PepsiCo announced April 20 that it wants to spread the adoption of regenerative agriculture to seven million acres by 2030.
The seven million acres will be equal to the farmland, around the world, used to “grow crops and ingredients for the company’s products”, PepsiCo said in a statement.
With more than $70 billion in annual sales of potato chips, oatmeal, orange juice, soda and snack foods, Pepsi is a major buyer of potatoes, oats, corn and oranges.
Its regenerative ag commitment is part of Pepsi’s Positive Agriculture agenda, which has five key goals: build soil health and fertility, sequester carbon and reduce emissions, improve watershed health, increase biodiversity and improve farmer livelihoods.
“We know we have to do even more to create truly systemic change,” said Jim Andrew, the company’s chief sustainability officer.
“By focusing on regenerative agriculture practices at the local level to improve soil health, we can build a stronger foundation for our products and help make the entire food system more sustainable.”
Regenerative agriculture is hard to define, but it can be described as a system that reduces the need for fertilizer, pesticides and other crop inputs by employing practices that improve soil health. Those practices include the use of cover crops, reduced tillage, livestock integration and diverse crop rotations.
In the last couple of years, major food and agri-food companies have publicly committed to regenerative agriculture. Last fall, Cargill said it wants to see regenerative ag practised on 10 million acres of North American farmland by 2030.
Two years ago, in March 2019, General Mills said it supports cover crops, reduced tillage and other regenerative ag practices. It set a goal of one million acres by 2030.
The maker of Cheerios and Nature Valley granola bars is a major buyer of oats and has been working with about 50 oat growers in Manitoba and Saskatchewan, helping them adopt practices that improve soil health and reduce greenhouse gas emissions.
Regenerative ag may be better for the environment, but increasing organic carbon in the soil and making farmland more resilient should also be good for farmers. It could help them cope with droughts and other extreme weather.
General Mills purchases most of its oats from three growing regions: southern Manitoba, central North Dakota and northeastern Saskatchewan. If one of those areas had a drought or another production issue, General Mills could be short on oats.

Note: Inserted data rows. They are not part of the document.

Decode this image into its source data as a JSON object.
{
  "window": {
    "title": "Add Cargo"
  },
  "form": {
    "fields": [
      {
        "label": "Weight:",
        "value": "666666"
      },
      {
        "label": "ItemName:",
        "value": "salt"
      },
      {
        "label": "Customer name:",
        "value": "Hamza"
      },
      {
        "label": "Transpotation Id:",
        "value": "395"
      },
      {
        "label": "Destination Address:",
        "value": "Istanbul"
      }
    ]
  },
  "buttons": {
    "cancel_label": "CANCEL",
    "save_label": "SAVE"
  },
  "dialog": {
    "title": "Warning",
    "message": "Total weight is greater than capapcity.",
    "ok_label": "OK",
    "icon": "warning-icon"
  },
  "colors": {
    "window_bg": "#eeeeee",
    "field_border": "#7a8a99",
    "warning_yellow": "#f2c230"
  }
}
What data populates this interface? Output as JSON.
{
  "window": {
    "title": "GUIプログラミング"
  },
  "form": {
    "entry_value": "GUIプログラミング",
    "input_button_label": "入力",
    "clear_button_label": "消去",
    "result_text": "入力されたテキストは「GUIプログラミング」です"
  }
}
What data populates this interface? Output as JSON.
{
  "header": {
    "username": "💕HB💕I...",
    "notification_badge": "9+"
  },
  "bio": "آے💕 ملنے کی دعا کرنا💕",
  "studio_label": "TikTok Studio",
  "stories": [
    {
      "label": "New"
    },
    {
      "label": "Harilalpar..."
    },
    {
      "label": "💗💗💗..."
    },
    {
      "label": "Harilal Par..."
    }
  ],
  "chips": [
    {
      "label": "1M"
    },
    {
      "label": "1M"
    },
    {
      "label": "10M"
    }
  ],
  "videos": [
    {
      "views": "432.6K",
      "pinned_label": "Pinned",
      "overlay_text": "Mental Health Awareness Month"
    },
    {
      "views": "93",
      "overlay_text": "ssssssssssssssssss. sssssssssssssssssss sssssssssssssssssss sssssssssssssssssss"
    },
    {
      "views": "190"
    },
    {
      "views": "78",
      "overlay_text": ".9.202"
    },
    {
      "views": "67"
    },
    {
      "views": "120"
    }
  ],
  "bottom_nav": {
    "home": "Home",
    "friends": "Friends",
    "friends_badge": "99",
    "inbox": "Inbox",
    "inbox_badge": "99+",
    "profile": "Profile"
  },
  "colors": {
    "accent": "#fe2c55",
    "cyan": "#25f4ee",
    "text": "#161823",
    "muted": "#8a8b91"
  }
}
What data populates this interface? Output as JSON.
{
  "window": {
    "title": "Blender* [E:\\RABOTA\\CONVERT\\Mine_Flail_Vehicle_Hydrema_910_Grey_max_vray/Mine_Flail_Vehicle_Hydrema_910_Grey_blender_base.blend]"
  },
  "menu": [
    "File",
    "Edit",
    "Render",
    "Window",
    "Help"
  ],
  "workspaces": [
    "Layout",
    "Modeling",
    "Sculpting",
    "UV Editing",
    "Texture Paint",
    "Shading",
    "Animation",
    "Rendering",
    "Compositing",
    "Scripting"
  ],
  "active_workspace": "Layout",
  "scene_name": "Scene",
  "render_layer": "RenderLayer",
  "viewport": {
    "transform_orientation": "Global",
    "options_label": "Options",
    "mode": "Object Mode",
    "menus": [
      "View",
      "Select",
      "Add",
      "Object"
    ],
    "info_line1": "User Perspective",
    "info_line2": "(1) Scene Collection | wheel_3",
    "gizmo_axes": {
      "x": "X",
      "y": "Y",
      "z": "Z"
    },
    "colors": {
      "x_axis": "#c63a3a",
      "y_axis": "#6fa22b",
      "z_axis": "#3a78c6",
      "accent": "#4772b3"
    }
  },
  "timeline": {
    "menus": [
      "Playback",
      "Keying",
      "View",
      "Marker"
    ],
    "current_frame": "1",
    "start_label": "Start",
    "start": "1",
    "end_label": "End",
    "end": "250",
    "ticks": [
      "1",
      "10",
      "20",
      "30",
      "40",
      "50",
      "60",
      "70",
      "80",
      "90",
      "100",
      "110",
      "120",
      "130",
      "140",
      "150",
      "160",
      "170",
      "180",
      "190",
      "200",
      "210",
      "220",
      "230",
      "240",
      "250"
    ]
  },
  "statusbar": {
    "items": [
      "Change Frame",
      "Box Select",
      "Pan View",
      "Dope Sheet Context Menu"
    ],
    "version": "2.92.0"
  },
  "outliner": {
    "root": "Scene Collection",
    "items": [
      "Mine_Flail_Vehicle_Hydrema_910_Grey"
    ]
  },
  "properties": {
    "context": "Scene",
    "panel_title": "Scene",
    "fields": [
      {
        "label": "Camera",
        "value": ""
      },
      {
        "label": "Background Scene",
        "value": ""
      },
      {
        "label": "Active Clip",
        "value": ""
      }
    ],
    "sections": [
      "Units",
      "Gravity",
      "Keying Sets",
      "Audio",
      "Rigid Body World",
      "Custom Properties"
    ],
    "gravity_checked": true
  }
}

“We feel improving soil health can help reduce… those large variable swings in supply,” Tom Rabaey, a General Mills agronomist, said in 2019.
For PepsiCo, pushing farmers to improve soil health and sequester more carbon is part of a broader goal of reducing its environmental footprint.
It plans to cut greenhouse gas emissions across its “value chain” by 40 percent by 2030.
Pepsi has a goal of net-zero emissions by 2040 and has developed a tagline for its Positive Agriculture plan: “Healthy soil grows sustainable ingredients, which improve livelihoods.”